Why we're here > Societal necessity
The present issues
73% of young people in kinship care leave school before the age of 16, compared to 27% of all school leavers.
Children from disadvantaged backgrounds are 13 months behind in vocabulary skills and 10 months behind in problem solving skills as opposed to those from higher income backgrounds.
Young people affected by crime or exposed to community violence are significantly more likely to suffer from poor psychological and academic outcomes.
There is a link between crime, looked after backgrounds and lack of educational focus - with a third of Scotland’s young offenders identified as having been in care at some point in their life.
Only 4% of young people from looked after backgrounds go onto higher education, compared to 39% for non-looked after peers.
Children from higher income families are four times more likely to be found in after school clubs, creative clubs or extra-curricular activities than their low-income counterparts, and this has found to have contributed to more positive future prospects.
The potential impact
(evidence from educational systems in Finland similar to Ubuntu)
In 1970, only 30% of Finnish young people completed secondary education and this stood at 93% in 2014.
Inclusivity in the Finnish classroom and the introduction of life skills in learning has allowed for three quarters of children requiring special needs attention to go through the mainstream education system as opposed to having to be sent to another facility.

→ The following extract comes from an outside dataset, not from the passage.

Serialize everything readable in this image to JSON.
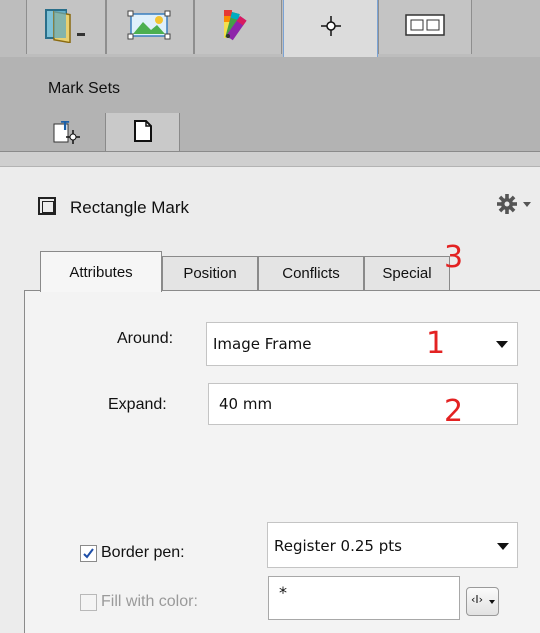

In Finland, the share that a young person’s future is affected by their family background, has fallen from 40% to 18% - which is the lowest rate of any country across the world of parental income acting as a determinant of children’s financial fate.
The probability of youth crime in Finland has been significantly reduced, with a 60% decrease in young males committing crimes upon leaving school.